    England, Canadian Presbyterian church.
  • In 1886, Mr. Appenzeller, the Methodist missionary, founded the first boy school, the Paejae Haktang.  The
    Presbyterian missionaries followed suit, establishing many schools.  The Severance Union Medical College was
    established in Seoul in 1904.  By 1910, missionaries had founded about 800 schools of various grades,
    educating over 41,000 students.  
  • In 1887, Rev. John Ross and , a missionary to Manchuria (Scotland Presbyterian Church), and Yi Ung-chan,
    an educated merchant of herbal medicines, produced the first Korean translation of the New Testament.

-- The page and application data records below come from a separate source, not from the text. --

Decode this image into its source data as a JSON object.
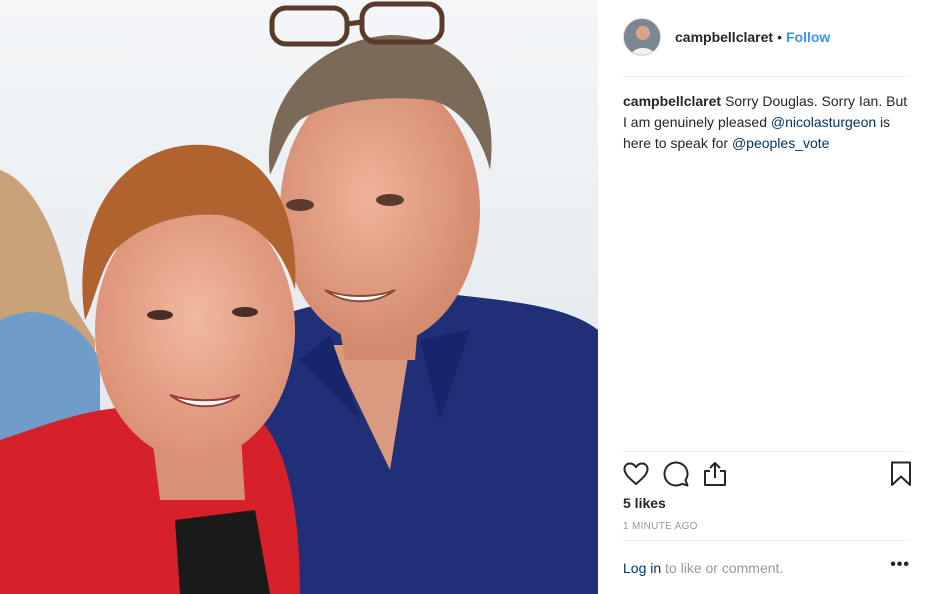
{
  "post": {
    "image_alt": "Selfie of a woman in a red jacket and a man in a navy shirt with glasses on his head",
    "header": {
      "username": "campbellclaret",
      "separator": "•",
      "follow_label": "Follow"
    },
    "caption": {
      "username": "campbellclaret",
      "text_before": "Sorry Douglas. Sorry Ian. But I am genuinely pleased ",
      "mention_1": "@nicolasturgeon",
      "text_middle": " is here to speak for ",
      "mention_2": "@peoples_vote"
    },
    "actions": {
      "like_icon": "heart-icon",
      "comment_icon": "comment-bubble-icon",
      "share_icon": "share-upload-icon",
      "save_icon": "bookmark-icon"
    },
    "likes_text": "5 likes",
    "timestamp": "1 MINUTE AGO",
    "login": {
      "link_label": "Log in",
      "rest_text": " to like or comment.",
      "more_label": "•••"
    }
  }
}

  • In 1907 and in 1909-1910, there were two Great Revivals in Korea.  One in 1909-10 was called the “Million
    Movement.”  

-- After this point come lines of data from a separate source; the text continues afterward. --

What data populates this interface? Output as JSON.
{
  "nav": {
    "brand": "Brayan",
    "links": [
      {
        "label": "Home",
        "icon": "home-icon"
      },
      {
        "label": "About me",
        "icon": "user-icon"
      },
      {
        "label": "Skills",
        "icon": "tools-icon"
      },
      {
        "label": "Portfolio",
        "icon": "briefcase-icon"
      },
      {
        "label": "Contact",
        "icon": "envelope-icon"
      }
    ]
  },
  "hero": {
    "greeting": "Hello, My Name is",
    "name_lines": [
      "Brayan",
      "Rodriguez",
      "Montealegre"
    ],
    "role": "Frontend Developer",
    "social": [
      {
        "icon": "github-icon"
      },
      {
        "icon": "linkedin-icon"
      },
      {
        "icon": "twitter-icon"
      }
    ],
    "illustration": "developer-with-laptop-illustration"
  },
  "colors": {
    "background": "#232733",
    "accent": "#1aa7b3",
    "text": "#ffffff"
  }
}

  • In 1910, Japan annexed Korea.
  • In 1911, 124 Koreans were arrested for the outlandish claim by Japanese that they were plotting to

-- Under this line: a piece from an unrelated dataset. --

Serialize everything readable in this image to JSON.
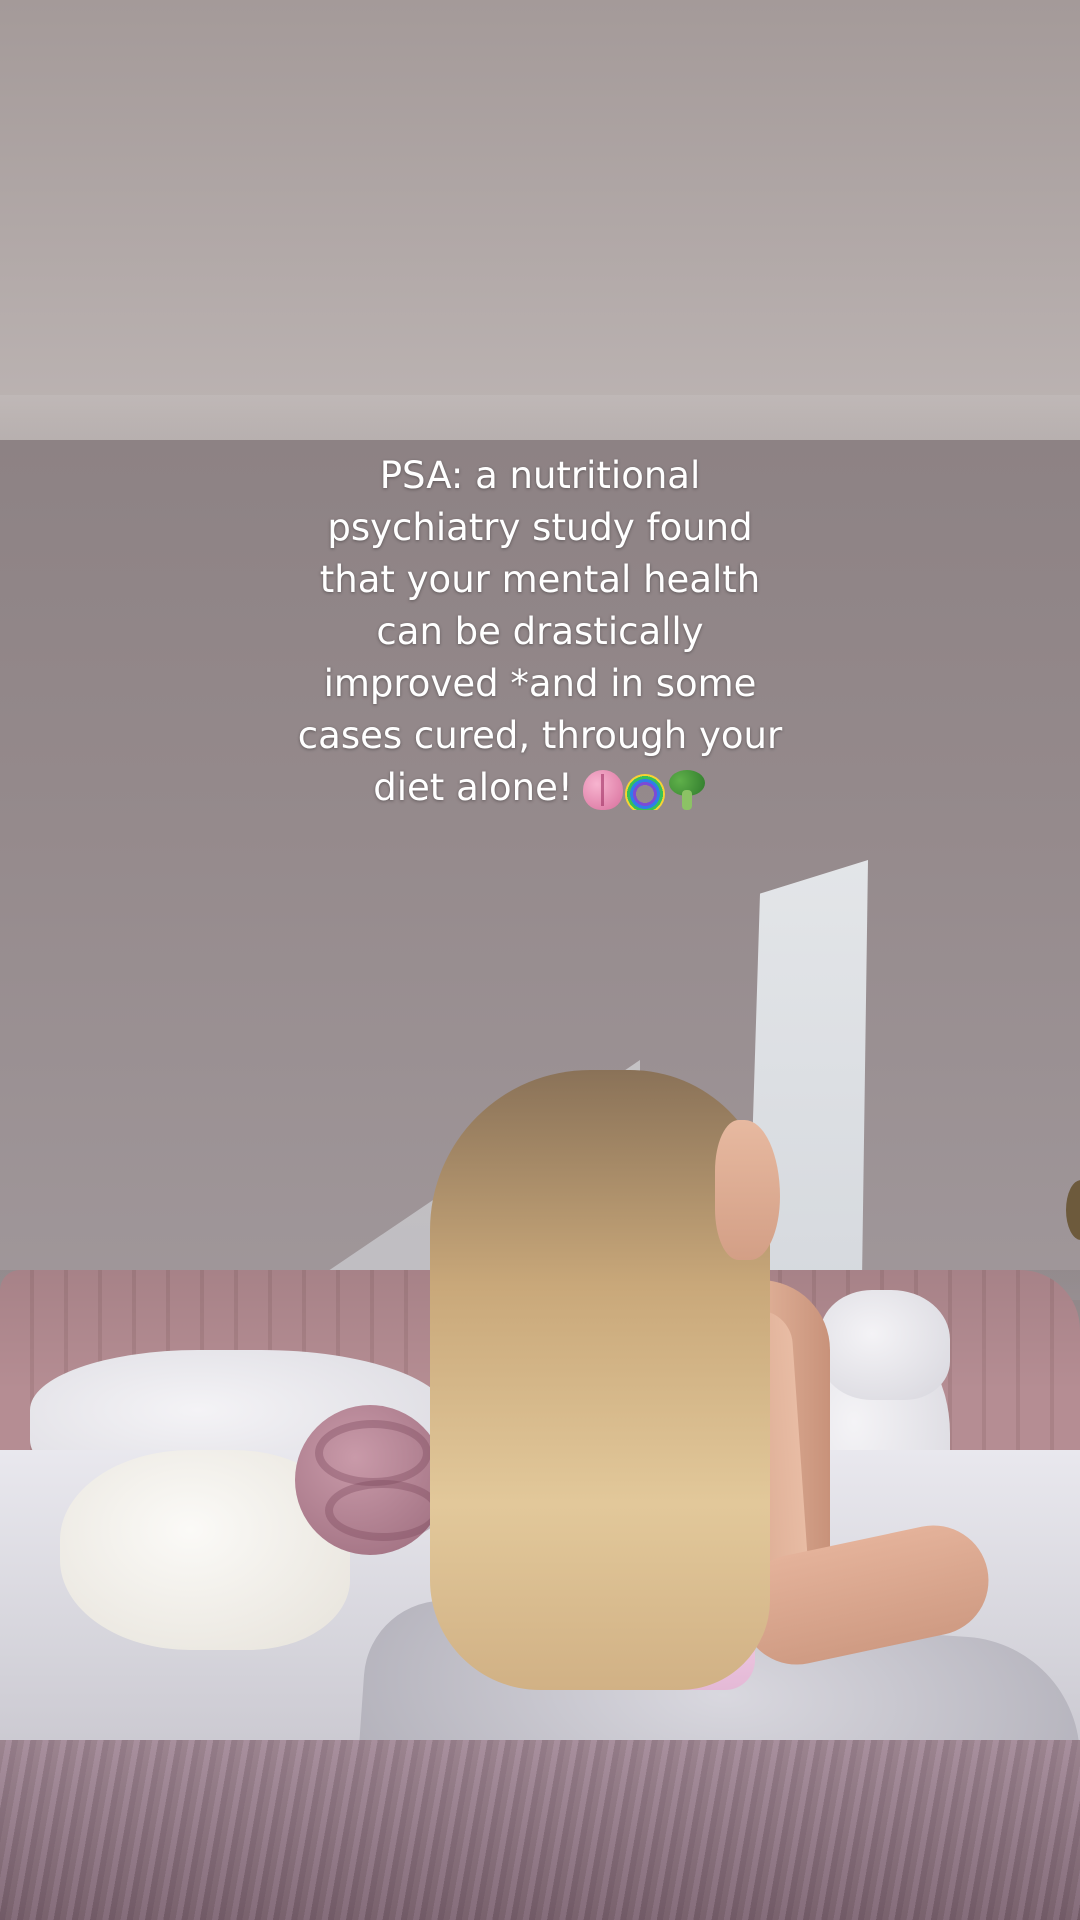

    assassinate the Japanese Governor-General in Korea.  Of the 124, 98 were Christians.  
  • On September 1, 1912, the first Synod of Korean Presbyterian Church was held in Pyung Yang with Horace G.
    Underwood as the president and Rev. Gil Sun Joo (吉 善 宙)as the vice president.
  • In March 1, 1919, there arose the Independence Movement in Korea.  15 of 33 signers of the Declaration of
    Independence were Christians.  Over 22% of the total (2,087 of 9,458) who were arrested were Christians,
    while Christians consisted of only 1.3% of the total population (16 million) at the time.  47 churches were
    burned down and hundreds of Christians perished in the demonstration.  
  • In 1935, Japanese government ordered all educational establishments to participate in Shinto shrine
    ceremonies; and Shinto shrines were instituted in every town.  
  • Shintoism consists of worshiping the Japanese emperor as the divine descendant of Amaterasu, the sun-
    goddess.  Koreans were required to bow before the Shinto shrine.  Many Koreans, including Joo Gee Chul (
    基 撤), Han Sang Dong (韓 相 東), Joo Nam Sun (朱 南 善), Lee Gee Sun (李 基 宣), Cho Soo Ok (趙 壽 玉),
    Ahn Yi Sook, and Lee In Jae (李 仁 宰), refused to participate in the Shinto worship, citing the fist three
    Commandments. (Prison release photo)
  • In 1937, Japan declared a total war against China; and the “Japanization” of Korea began.  The use of
    Japanese language was strictly enforced while prohibiting the use of Korean language.  All Korean last names
    were changed to Japanese names.  By 1940, about 80% of Koreans changed their family names into
    Japanese names.
  • In 1935, after strong protests, the Methodists and the Presbyterians decided to involuntarily comply with the
    Japanese government order to participate in the Shinto worship.  Few Christians resisted and campaigned
    hard to oppose the order, risking imprisonment and death.
  • In 1941, the Japanese and Korean Methodist churches became united; and the teaching of Shinto and military
    instruction were required in the seminaries.
  • In 1942, a Methodist church in Seoul was refurbished as a Shinto shrine.
  • In 1940, nearly 90% of missionaries had to leave Korea.  By 1942, all missionaries were expelled.
  • In 1942-43, 3,000 Christians leaders were imprisoned for professing faith that was considered anti-Japanese;
    and as many as fifty of them suffered martyrdom, primarily through mistreatment in prisons.  
  • On July 29, 1945, all the Protestant churches were given an order to eliminate denominational distinctions and
    to create the united Korean Japanese Christian Church.  
  • On August 15, 1945 Japanese surrendered to the United States.
  • On August 18, 1945 the imprisoned Christians were scheduled to be executed—out of fear that they may aide
    the allies in an attack on Korea.  Instead, they were released on August 17, 1945 amid celebration of Korean
    independence. (the photo after release from prison).

  • In 1950, the Communist government of North Korea massacred Christians in masses.
  • During the Korean War (June 25, 1950-1953) tens of thousands of Christians perished at the hands of the
    Communists.  (Photo of Easter Sunday service in Seoul after the war)

    Sources: Andrew E. Kim (http://www.kimsoft.com/1997/xhist.htm)
Brief Early Korean Church History